Three steps to HR shared service success
Nicole Lindenbaum, July 03, 2017
More companies are discovering the benefits of shared services in HR. How do you make sure you get it right?
When American Express took the shared service route it started by taking a good hard look at its global HR service delivery. It quickly identified that 80% of its HR processes could be applied globally – but 20% needed to remain very specific to local regions. This deep understanding would be vital as it moved forward.
For any business thinking of taking the HR shared service route, the American Express experience is an excellent starting point to learn from. More and more organisations are recognising the enormous benefits to be had from shared service in increased productivity and efficiency. HR also recognises the need to balance this with improved outputs and experiences for its many stakeholders.
As a company involved in just this kind of journey for many global customers we thought it might be useful to give three simple pointers for other organisations to think about as they execute their shared service programmes.
1. Streamline the HR process

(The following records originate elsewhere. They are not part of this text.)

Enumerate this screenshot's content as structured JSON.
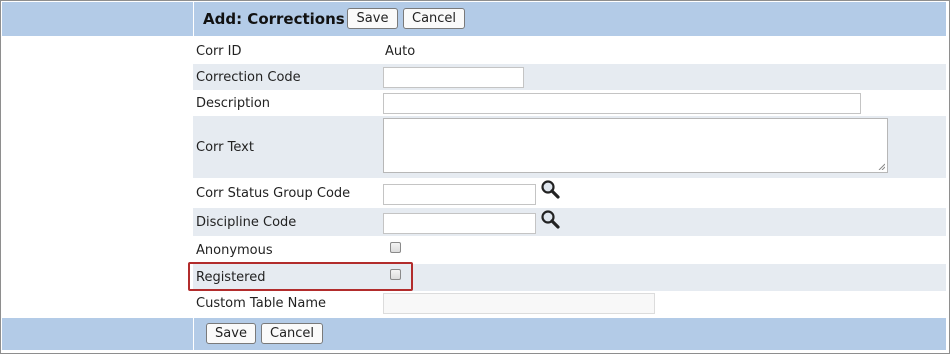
{
  "header": {
    "title": "Add: Corrections",
    "save_label": "Save",
    "cancel_label": "Cancel"
  },
  "footer": {
    "save_label": "Save",
    "cancel_label": "Cancel"
  },
  "fields": {
    "corr_id": {
      "label": "Corr ID",
      "value": "Auto"
    },
    "correction_code": {
      "label": "Correction Code",
      "value": ""
    },
    "description": {
      "label": "Description",
      "value": ""
    },
    "corr_text": {
      "label": "Corr Text",
      "value": ""
    },
    "corr_status_group_code": {
      "label": "Corr Status Group Code",
      "value": ""
    },
    "discipline_code": {
      "label": "Discipline Code",
      "value": ""
    },
    "anonymous": {
      "label": "Anonymous",
      "checked": false
    },
    "registered": {
      "label": "Registered",
      "checked": false
    },
    "custom_table_name": {
      "label": "Custom Table Name",
      "value": ""
    }
  },
  "icons": {
    "lookup": "magnifier-icon",
    "resize": "resize-grip-icon"
  },
  "colors": {
    "band": "#b3cbe7",
    "alt_row": "#e6ebf1",
    "highlight": "#b22c2c"
  }
}
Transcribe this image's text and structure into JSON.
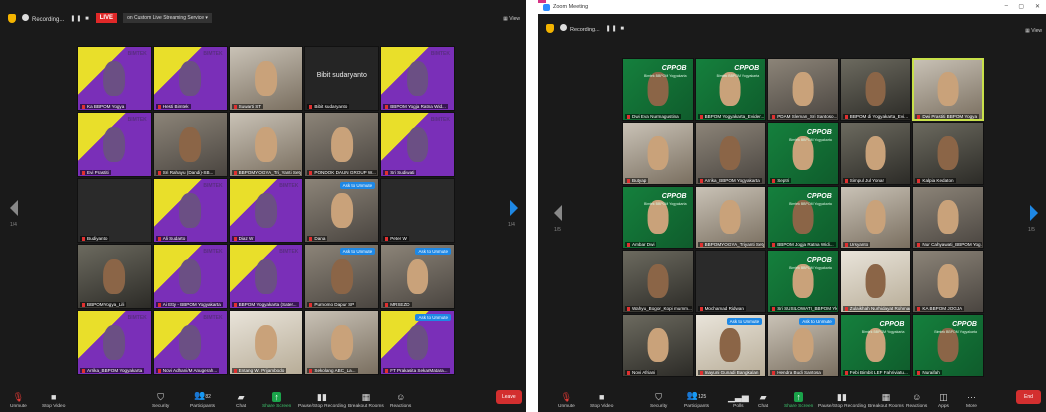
{
  "left": {
    "recording_label": "Recording...",
    "live_badge": "LIVE",
    "stream_service": "on Custom Live Streaming Service",
    "view_label": "View",
    "page_left": "1/4",
    "page_right": "1/4",
    "bibit_big": "Bibit sudaryanto",
    "tiles": [
      {
        "name": "Ka BBPOM Yogya",
        "style": "purple"
      },
      {
        "name": "Hesti Bimtek",
        "style": "purple"
      },
      {
        "name": "Suwarti ST",
        "style": "cam2"
      },
      {
        "name": "Bibit sudaryanto",
        "style": "bibit"
      },
      {
        "name": "BBPOM Yogja Ratna Wid...",
        "style": "purple"
      },
      {
        "name": "Evi Prastiti",
        "style": "purple"
      },
      {
        "name": "Sri Rahayu (Dandi)-SB...",
        "style": "cam"
      },
      {
        "name": "BBPOMYOGYA_Tri_Yanti Setya...",
        "style": "cam2"
      },
      {
        "name": "PONDOK DAUN GROUP W...",
        "style": "cam"
      },
      {
        "name": "Sri Sudiwati",
        "style": "purple"
      },
      {
        "name": "Budiyanto",
        "style": "dark"
      },
      {
        "name": "Ali Sudarto",
        "style": "purple"
      },
      {
        "name": "Diaz W",
        "style": "purple"
      },
      {
        "name": "Dana",
        "style": "cam",
        "unmute": true
      },
      {
        "name": "Peter W",
        "style": "dark"
      },
      {
        "name": "BBPOMYogya_Lili",
        "style": "cam3"
      },
      {
        "name": "Ai Etty - BBPOM Yogyakarta",
        "style": "purple"
      },
      {
        "name": "BBPOM Yogyakarta (Sater...",
        "style": "purple"
      },
      {
        "name": "Purnomo Dapur SP",
        "style": "cam",
        "unmute": true
      },
      {
        "name": "MRSEZD",
        "style": "cam",
        "unmute": true
      },
      {
        "name": "Arrika_BBPOM Yogyakarta",
        "style": "purple"
      },
      {
        "name": "Novi Adhani/M Anugerah...",
        "style": "purple"
      },
      {
        "name": "Entang W. Prijambodo",
        "style": "light"
      },
      {
        "name": "Sekolang ABC_La...",
        "style": "cam2"
      },
      {
        "name": "FT Prakasita SekarMatara...",
        "style": "purple",
        "unmute": true
      }
    ],
    "unmute_label": "Ask to Unmute",
    "bimtek_label": "BIMTEK",
    "toolbar": {
      "unmute": "Unmute",
      "stop_video": "Stop Video",
      "security": "Security",
      "participants": "Participants",
      "participants_count": "82",
      "chat": "Chat",
      "share_screen": "Share Screen",
      "pause_recording": "Pause/Stop Recording",
      "breakout": "Breakout Rooms",
      "reactions": "Reactions",
      "leave": "Leave"
    }
  },
  "right": {
    "window_title": "Zoom Meeting",
    "recording_label": "Recording...",
    "view_label": "View",
    "page_left": "1/5",
    "page_right": "1/5",
    "cppob_label": "CPPOB",
    "cppob_sub": "Bimtek BBPOM Yogyakarta",
    "unmute_label": "Ask to Unmute",
    "tiles": [
      {
        "name": "Dwi Eva Nurmagustina",
        "style": "green"
      },
      {
        "name": "BBPOM Yogyakarta_Evider...",
        "style": "green"
      },
      {
        "name": "PDAM Sleman_Sri Santoso...",
        "style": "cam"
      },
      {
        "name": "BBPOM di Yogyakarta_Evi...",
        "style": "cam3"
      },
      {
        "name": "Dwi Prastiti BBPOM Yogya",
        "style": "cam2",
        "speaking": true
      },
      {
        "name": "Butyap",
        "style": "cam2"
      },
      {
        "name": "Arrika_BBPOM Yogyakarta",
        "style": "cam"
      },
      {
        "name": "Septri",
        "style": "green"
      },
      {
        "name": "Simpul Jul Yonar",
        "style": "cam3"
      },
      {
        "name": "Kalpia Kedaton",
        "style": "cam3"
      },
      {
        "name": "Ambar Dwi",
        "style": "green"
      },
      {
        "name": "BBPOMYOGYA_Triyanti Setya...",
        "style": "cam2"
      },
      {
        "name": "BBPOM Jogja Ratna Widi...",
        "style": "green"
      },
      {
        "name": "Ursyanto",
        "style": "cam2"
      },
      {
        "name": "Nur Cahyawati_BBPOM Yog...",
        "style": "cam"
      },
      {
        "name": "Wahyu_Bogor_Kopi mumm...",
        "style": "cam3"
      },
      {
        "name": "Mochamad Ridwan",
        "style": "dark"
      },
      {
        "name": "Sri SUSILOWATI_BBPOM Yk",
        "style": "green"
      },
      {
        "name": "Zulaikhah Nurhidayat Rohmar...",
        "style": "light"
      },
      {
        "name": "KA BBPOM JOGJA",
        "style": "cam"
      },
      {
        "name": "Novi Afriani",
        "style": "cam3"
      },
      {
        "name": "Inayuni Gunadi Bangkalan",
        "style": "light",
        "unmute": true
      },
      {
        "name": "Hendra Budi Santosa",
        "style": "cam2",
        "unmute": true
      },
      {
        "name": "Febi Bimbit LEF Fahriviatu...",
        "style": "green"
      },
      {
        "name": "Nuraifah",
        "style": "green"
      }
    ],
    "toolbar": {
      "unmute": "Unmute",
      "stop_video": "Stop Video",
      "security": "Security",
      "participants": "Participants",
      "participants_count": "125",
      "polls": "Polls",
      "chat": "Chat",
      "share_screen": "Share Screen",
      "pause_recording": "Pause/Stop Recording",
      "breakout": "Breakout Rooms",
      "reactions": "Reactions",
      "apps": "Apps",
      "more": "More",
      "end": "End"
    }
  }
}
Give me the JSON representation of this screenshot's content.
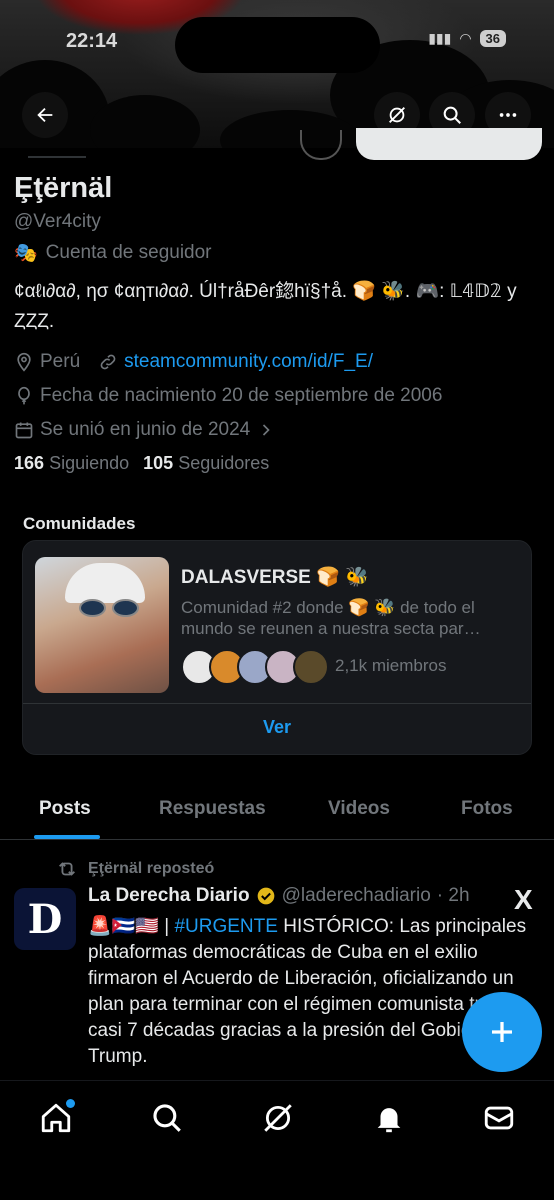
{
  "status_bar": {
    "time": "22:14",
    "battery": "36"
  },
  "profile": {
    "display_name": "Ȩţërnäl",
    "handle": "@Ver4city",
    "account_type": "Cuenta de seguidor",
    "bio": "¢αℓι∂α∂, ησ ¢αηтι∂α∂. Úl†råĐêr鍃hï§†å. 🍞 🐝. 🎮: 𝕃𝟜𝔻𝟚 y ȤȤȤ.",
    "location": "Perú",
    "website": "steamcommunity.com/id/F_E/",
    "birthday": "Fecha de nacimiento 20 de septiembre de 2006",
    "joined": "Se unió en junio de 2024",
    "following_count": "166",
    "following_label": "Siguiendo",
    "followers_count": "105",
    "followers_label": "Seguidores"
  },
  "communities": {
    "title": "Comunidades",
    "name": "DALASVERSE 🍞 🐝",
    "description": "Comunidad #2 donde 🍞 🐝 de todo el mundo se reunen a nuestra secta par…",
    "members": "2,1k miembros",
    "see_label": "Ver"
  },
  "tabs": [
    {
      "label": "Posts"
    },
    {
      "label": "Respuestas"
    },
    {
      "label": "Videos"
    },
    {
      "label": "Fotos"
    }
  ],
  "post": {
    "repost_label": "Ȩţërnäl reposteó",
    "author_name": "La Derecha Diario",
    "author_handle": "@laderechadiario",
    "time": "· 2h",
    "avatar_letter": "D",
    "x_label": "X",
    "text_prefix": "🚨🇨🇺🇺🇸 | ",
    "hashtag": "#URGENTE",
    "text_body": " HISTÓRICO: Las principales plataformas democráticas de Cuba en el exilio firmaron el Acuerdo de Liberación, oficializando un plan para terminar con el régimen comunista tras casi 7 décadas gracias a la presión del Gobierno de Trump."
  },
  "colors": {
    "accent": "#1d9bf0",
    "background": "#000000",
    "muted": "#71767b"
  }
}
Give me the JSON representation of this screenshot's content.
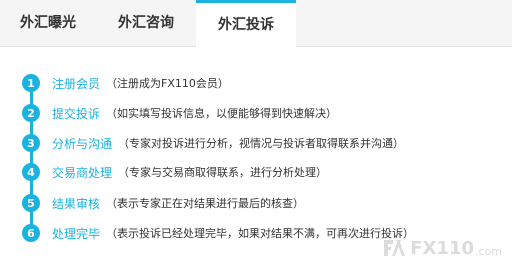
{
  "tabs": [
    {
      "label": "外汇曝光"
    },
    {
      "label": "外汇咨询"
    },
    {
      "label": "外汇投诉"
    }
  ],
  "steps": [
    {
      "number": "1",
      "title": "注册会员",
      "description": "（注册成为FX110会员）"
    },
    {
      "number": "2",
      "title": "提交投诉",
      "description": "（如实填写投诉信息，以便能够得到快速解决）"
    },
    {
      "number": "3",
      "title": "分析与沟通",
      "description": "（专家对投诉进行分析，视情况与投诉者取得联系并沟通）"
    },
    {
      "number": "4",
      "title": "交易商处理",
      "description": "（专家与交易商取得联系，进行分析处理）"
    },
    {
      "number": "5",
      "title": "结果审核",
      "description": "（表示专家正在对结果进行最后的核查）"
    },
    {
      "number": "6",
      "title": "处理完毕",
      "description": "（表示投诉已经处理完毕，如果对结果不满，可再次进行投诉）"
    }
  ],
  "watermark": {
    "text": "FX110",
    "suffix": ".com",
    "icon": "fx110-logo-icon"
  },
  "colors": {
    "accent": "#1ab3e0",
    "tab_bar": "#f5f5f5"
  }
}
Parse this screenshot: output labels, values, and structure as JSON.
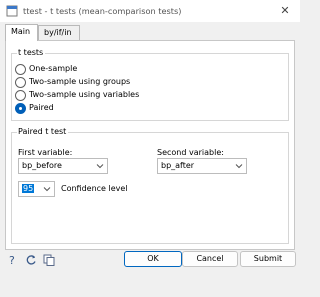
{
  "window": {
    "title": "ttest - t tests (mean-comparison tests)",
    "close_glyph": "✕"
  },
  "tabs": [
    {
      "label": "Main"
    },
    {
      "label": "by/if/in"
    }
  ],
  "ttests": {
    "title": "t tests",
    "options": [
      {
        "label": "One-sample",
        "checked": false
      },
      {
        "label": "Two-sample using groups",
        "checked": false
      },
      {
        "label": "Two-sample using variables",
        "checked": false
      },
      {
        "label": "Paired",
        "checked": true
      }
    ]
  },
  "paired": {
    "title": "Paired t test",
    "first_label": "First variable:",
    "first_value": "bp_before",
    "second_label": "Second variable:",
    "second_value": "bp_after",
    "confidence_value": "95",
    "confidence_label": "Confidence level"
  },
  "footer": {
    "ok": "OK",
    "cancel": "Cancel",
    "submit": "Submit"
  },
  "icons": [
    "help-icon",
    "reset-icon",
    "copy-icon"
  ],
  "colors": {
    "accent": "#005fb8",
    "ok_border": "#0067c0",
    "window_bg": "#f0f0f0"
  }
}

Re-organising your HR teams into a shared services model is a great opportunity to review your HR processes, just as American Express did. Are any of them outdated, inefficient, or even altogether redundant? What impact will the shared service proposal have on these and how might the new structure affect them? Are there global processes – as American Express discovered – that can be standardised to gain you even greater efficiencies while improving the experience of employees?
The time spent up front on defining and refining these processes will be paid back when it comes time to apply the technological support needed to make them work effectively. Biotech company Biogen was able to make dramatic improvements by re-designing and automating key processes that involved the flow and approval of HR documentation. It is not only a good discipline – the benefits will really start to flow from the solid foundation this provides.
2. Analytics: the essential part of continuous improvement
One of the opportunities in shared services is the ability to use analytics and reporting. This will provide your business with crucial data to enable you to continue to refine and optimise your shared service model. Continuous tracking will give HR leaders the information they need to make informed decisions about how to deliver even better HR services in the future. For example, are there popular topics that come up again and again? If so, do you need to provide better information or knowledge articles on your employee portal about these? Do you need to add additional HR specialists or training in key areas? Are there peak times for demand where you need to add greater resource? With good analytics you can deliver the kinds of insights that ensure you drive further efficiencies and improvements in all the right places.
3. Implement the right technology
Our widespread experience suggests that technology is critical to the success of any HR shared service centre. This is a new and for many employees very different way of doing things. When they need support you must ensure they have the resources and help they need, when they need it.
Case management technology, for example, is the backbone of any shared services centre, enabling employees to connect to the right person to resolve their problems. At the same time it provides the HR team with the ability to escalate requests, or collaborate with colleagues and other teams, while easily tracking which tasks remain open and which have been closed. Building in self-service capabilities also lets employees find their own answers to important questions without having to contact HR directly.
Above all the user experience for both HR and the employee has to be as important as the functionality. Employees are familiar with high-quality digital tools through the many apps they use in their private lives. Companies like Natixis believe strongly that the experience in the workplace must match what employees are used to from the other applications they use every day. This means providing simple and easy to use tools that are available via smartphones or any other device at any time. Once again, Biogen provides a good case study. From the start it made sure that HR had tools designed specifically for HR. Sounds simple enough, but ensuring that HR have the tools to make the job of supporting employees as easy and straightforward as possible has given HR a boost by showing them they work for a company that puts their own work experience first.
As more and more companies move towards the shared service centre to increase productivity and efficiency – not least those with large, diverse, and globally distributed workforces – making sure you follow these three steps before you embark on the journey will help to ensure that when it comes to implementation, everything goes to plan.
Nicole Lindenbaum is director of product marketing at PeopleDoc